What I Can Do With Sociology Degree?

As a strong liberal arts major, a BA in sociology provides several things:

A bachelor's degree provides broad preparation for entry-level positions across the business, social services, nonprofit, and government worlds. Employers are looking for people with the skills a sociology undergraduate education provides, such as research, critical thinking, and analytic skills.

Because its subject matter is intrinsically interesting, sociology offers valuable preparation for careers in journalism, politics, public relations, business, or public administration – fields that involve investigative skills and working with diverse groups.

Many students choose sociology because they see it as a broad liberal arts base for professions such as law, education, medicine, social work, and counseling. Sociology provides a rich knowledge fund that is directly related to each of these fields.

What You Can Do With A Sociology Degree

With an advanced degree (MA or Ph.D.), it is more likely that the job will have a sociologist degree, but many opportunities exist - the diversity of sociological careers ranges further. Many jobs outside of academia do not always carry a sociologist-specific degree. These include the following:

Sociologists become high school or faculty teachers at colleges and universities, advising students, conducting research, and publishing their work. More than 3,000 colleges currently offer sociology courses.

Sociologists enter the corporate, nonprofit, and government worlds as research directors, policy analysts, consultants, human resources managers, and program managers.

Practicing sociologists with advanced degrees may be called research analysts, survey researchers, gerontologists, clinical sociologists, statisticians, urban planners, community developers, criminologists, or demographers.

Several MA and Ph.D. sociologists receive specialized training to become counselors, therapists, or program directors in social service agencies.
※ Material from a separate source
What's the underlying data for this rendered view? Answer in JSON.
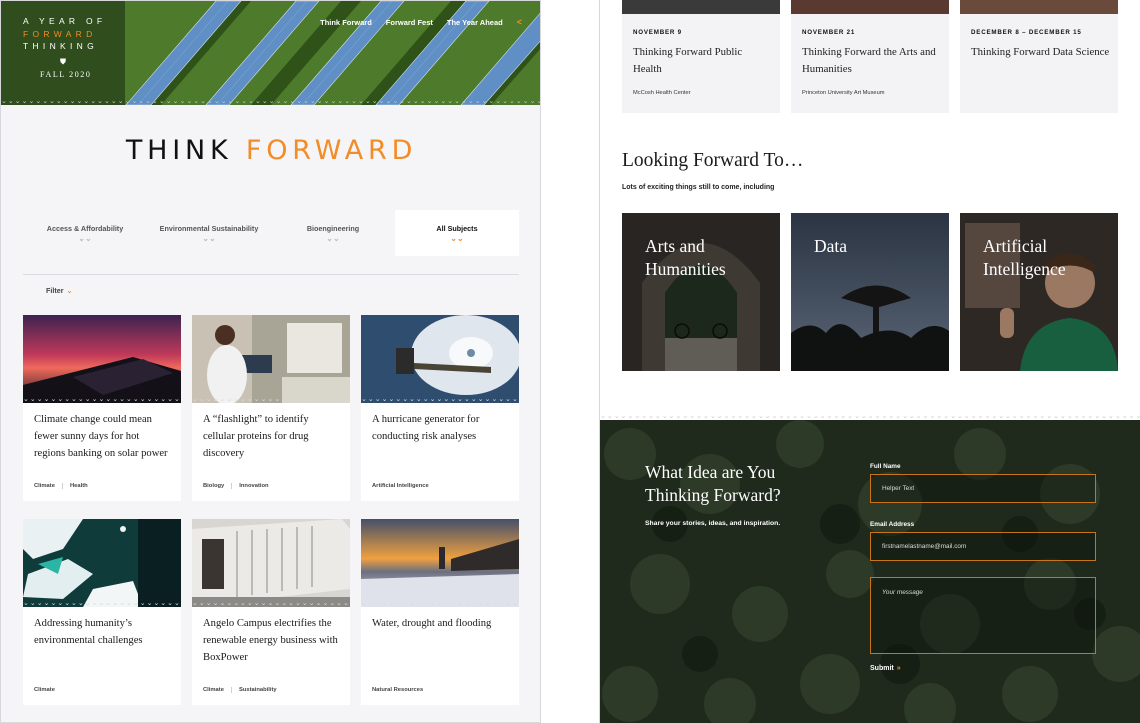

Today, sociologists embark on hundreds of career paths. Although teaching and conducting research remain the dominant activities among thousands of professional sociologists today, other forms of work are growing both in number and in significance. In several sectors, sociologists work closely with economists, political scientists, anthropologists, psychologists, social workers, and others, reflecting a growing appreciation of sociology's contribution to interdisciplinary analysis and action.